YOUR OBJECTIVE: Filter the lines below, copying only those with the string "Disabled".
━━━━━━━━
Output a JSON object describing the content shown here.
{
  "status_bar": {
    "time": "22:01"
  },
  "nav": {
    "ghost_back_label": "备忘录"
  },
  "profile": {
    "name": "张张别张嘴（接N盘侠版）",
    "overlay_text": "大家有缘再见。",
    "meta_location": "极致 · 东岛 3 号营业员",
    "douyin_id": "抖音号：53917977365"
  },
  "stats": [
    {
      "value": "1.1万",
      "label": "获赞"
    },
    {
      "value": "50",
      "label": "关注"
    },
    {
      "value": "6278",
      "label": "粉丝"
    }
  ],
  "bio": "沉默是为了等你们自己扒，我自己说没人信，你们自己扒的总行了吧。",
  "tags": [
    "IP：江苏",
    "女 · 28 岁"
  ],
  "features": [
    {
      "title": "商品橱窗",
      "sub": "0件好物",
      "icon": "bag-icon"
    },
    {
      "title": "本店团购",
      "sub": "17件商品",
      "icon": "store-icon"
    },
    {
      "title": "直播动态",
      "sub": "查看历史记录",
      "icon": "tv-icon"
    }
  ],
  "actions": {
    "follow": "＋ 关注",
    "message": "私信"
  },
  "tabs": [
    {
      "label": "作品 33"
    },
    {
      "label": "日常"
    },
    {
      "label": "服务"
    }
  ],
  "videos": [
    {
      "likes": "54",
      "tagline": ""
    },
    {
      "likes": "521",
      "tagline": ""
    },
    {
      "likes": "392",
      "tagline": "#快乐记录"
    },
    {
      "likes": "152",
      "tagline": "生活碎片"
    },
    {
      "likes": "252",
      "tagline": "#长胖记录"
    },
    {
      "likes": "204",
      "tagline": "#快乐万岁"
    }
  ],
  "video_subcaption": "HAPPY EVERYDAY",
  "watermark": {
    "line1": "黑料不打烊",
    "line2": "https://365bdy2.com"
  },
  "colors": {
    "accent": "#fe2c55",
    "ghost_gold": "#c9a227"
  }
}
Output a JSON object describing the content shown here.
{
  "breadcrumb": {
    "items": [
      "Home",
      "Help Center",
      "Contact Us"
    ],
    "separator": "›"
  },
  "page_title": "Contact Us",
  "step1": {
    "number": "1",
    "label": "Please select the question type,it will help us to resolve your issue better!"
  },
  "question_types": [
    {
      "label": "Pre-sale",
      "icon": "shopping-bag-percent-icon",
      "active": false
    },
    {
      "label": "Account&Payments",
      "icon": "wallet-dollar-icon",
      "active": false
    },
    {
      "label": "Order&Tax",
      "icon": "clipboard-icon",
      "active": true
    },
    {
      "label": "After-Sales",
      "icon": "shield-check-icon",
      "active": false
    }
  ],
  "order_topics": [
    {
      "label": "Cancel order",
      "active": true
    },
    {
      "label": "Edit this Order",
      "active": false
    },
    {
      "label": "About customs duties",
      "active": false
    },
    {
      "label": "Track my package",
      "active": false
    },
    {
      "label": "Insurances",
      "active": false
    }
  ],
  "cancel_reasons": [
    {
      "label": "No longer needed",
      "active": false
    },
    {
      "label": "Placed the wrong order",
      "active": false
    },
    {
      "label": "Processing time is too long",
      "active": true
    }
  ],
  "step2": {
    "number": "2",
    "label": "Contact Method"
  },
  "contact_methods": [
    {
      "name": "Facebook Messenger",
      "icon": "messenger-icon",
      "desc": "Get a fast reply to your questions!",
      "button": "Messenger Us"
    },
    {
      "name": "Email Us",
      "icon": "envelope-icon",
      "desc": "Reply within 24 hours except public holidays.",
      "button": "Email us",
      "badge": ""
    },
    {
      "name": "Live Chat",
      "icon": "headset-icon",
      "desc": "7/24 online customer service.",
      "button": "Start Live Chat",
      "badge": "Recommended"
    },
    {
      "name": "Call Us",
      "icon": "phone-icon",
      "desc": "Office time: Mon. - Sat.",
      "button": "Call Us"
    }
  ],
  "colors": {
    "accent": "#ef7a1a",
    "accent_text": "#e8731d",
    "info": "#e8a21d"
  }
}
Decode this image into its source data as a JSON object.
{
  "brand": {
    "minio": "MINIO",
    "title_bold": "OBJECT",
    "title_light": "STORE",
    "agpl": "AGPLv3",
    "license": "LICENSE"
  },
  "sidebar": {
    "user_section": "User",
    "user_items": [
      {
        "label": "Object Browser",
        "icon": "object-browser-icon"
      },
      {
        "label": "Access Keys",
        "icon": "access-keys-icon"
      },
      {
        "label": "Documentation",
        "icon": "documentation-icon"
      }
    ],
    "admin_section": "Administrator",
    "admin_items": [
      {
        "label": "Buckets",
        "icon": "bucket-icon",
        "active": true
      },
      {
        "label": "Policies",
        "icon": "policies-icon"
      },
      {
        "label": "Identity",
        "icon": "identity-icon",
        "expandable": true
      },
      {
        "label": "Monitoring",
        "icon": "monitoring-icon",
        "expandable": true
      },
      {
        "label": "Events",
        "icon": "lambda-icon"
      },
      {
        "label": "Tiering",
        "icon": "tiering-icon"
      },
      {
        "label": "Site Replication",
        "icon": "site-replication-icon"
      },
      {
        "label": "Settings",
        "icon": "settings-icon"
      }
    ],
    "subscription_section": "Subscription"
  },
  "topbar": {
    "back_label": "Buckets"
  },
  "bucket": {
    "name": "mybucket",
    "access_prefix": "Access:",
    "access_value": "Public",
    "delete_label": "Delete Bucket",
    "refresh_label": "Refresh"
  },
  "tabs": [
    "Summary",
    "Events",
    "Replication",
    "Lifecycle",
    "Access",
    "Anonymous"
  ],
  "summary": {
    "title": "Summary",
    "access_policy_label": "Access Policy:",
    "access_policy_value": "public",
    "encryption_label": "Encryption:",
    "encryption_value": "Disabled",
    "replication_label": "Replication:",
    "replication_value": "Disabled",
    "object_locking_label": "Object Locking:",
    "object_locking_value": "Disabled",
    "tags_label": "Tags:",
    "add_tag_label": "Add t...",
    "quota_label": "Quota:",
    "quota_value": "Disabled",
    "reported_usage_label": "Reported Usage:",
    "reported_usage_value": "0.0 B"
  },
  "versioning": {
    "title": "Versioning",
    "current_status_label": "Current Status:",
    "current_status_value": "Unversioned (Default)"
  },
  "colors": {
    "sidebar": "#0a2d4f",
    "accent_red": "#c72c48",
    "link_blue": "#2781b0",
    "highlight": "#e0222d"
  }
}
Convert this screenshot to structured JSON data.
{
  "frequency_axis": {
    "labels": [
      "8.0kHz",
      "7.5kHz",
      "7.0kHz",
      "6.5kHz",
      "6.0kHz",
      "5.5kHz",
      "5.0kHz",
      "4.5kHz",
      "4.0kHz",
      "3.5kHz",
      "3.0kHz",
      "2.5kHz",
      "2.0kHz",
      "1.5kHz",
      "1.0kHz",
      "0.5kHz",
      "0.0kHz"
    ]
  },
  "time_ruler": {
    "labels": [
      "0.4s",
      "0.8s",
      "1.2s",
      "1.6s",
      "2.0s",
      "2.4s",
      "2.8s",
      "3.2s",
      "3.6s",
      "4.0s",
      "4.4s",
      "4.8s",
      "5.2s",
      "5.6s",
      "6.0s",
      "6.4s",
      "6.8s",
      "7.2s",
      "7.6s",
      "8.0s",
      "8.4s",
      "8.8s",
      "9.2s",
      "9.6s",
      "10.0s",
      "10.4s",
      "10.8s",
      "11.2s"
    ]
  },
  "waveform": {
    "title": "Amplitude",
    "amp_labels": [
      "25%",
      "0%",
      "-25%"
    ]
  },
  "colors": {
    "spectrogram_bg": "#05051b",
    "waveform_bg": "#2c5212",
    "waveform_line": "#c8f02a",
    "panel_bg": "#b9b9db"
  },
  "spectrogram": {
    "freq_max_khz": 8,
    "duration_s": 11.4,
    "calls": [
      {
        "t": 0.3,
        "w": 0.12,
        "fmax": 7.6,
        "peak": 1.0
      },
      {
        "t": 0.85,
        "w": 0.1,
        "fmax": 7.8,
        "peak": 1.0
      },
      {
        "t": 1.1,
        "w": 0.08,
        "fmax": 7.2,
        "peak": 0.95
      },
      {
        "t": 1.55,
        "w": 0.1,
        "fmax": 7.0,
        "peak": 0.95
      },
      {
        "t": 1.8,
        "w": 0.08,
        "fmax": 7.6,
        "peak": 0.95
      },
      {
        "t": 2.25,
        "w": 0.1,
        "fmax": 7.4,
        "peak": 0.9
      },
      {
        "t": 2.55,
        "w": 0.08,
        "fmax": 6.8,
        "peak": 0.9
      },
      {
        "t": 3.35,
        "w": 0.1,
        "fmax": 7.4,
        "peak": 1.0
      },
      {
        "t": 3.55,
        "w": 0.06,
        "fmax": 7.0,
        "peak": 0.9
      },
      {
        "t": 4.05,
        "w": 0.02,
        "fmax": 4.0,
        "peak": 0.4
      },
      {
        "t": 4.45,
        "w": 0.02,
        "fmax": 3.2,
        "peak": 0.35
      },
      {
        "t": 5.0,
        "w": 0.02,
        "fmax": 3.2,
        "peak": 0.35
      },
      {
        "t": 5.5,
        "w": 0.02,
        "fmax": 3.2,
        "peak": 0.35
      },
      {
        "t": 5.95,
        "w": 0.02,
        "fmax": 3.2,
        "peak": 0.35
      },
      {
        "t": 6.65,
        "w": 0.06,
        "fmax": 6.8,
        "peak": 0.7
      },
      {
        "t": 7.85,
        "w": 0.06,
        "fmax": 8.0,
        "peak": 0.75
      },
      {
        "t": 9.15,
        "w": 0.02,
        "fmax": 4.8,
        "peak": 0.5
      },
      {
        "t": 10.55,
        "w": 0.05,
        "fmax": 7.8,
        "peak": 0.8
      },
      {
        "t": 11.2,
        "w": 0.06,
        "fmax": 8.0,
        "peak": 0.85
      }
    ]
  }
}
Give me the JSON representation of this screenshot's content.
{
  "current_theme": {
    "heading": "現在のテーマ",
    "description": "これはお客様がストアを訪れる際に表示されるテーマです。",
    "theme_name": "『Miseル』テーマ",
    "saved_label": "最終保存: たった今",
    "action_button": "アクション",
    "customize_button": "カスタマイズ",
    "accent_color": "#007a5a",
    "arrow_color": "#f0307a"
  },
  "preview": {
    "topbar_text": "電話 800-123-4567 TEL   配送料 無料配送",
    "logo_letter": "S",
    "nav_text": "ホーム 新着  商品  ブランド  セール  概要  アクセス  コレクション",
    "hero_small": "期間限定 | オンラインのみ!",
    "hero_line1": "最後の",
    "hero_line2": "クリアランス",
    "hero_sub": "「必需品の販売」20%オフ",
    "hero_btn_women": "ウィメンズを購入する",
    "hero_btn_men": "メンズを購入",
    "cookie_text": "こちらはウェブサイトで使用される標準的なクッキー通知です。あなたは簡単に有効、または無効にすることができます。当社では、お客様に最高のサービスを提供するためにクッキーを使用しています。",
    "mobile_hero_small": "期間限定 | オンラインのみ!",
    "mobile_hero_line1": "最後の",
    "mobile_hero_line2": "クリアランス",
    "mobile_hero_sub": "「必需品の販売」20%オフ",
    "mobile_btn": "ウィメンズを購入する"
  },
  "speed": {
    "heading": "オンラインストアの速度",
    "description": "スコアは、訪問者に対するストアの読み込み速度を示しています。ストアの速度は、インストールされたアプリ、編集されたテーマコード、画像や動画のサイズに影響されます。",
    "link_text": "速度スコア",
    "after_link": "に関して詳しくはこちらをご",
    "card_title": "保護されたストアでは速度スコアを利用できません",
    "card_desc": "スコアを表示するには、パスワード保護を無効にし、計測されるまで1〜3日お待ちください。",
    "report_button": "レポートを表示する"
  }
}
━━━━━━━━
TASK SOLUTION:
    "encryption_value": "Disabled",
    "replication_value": "Disabled",
    "object_locking_value": "Disabled",
    "quota_value": "Disabled",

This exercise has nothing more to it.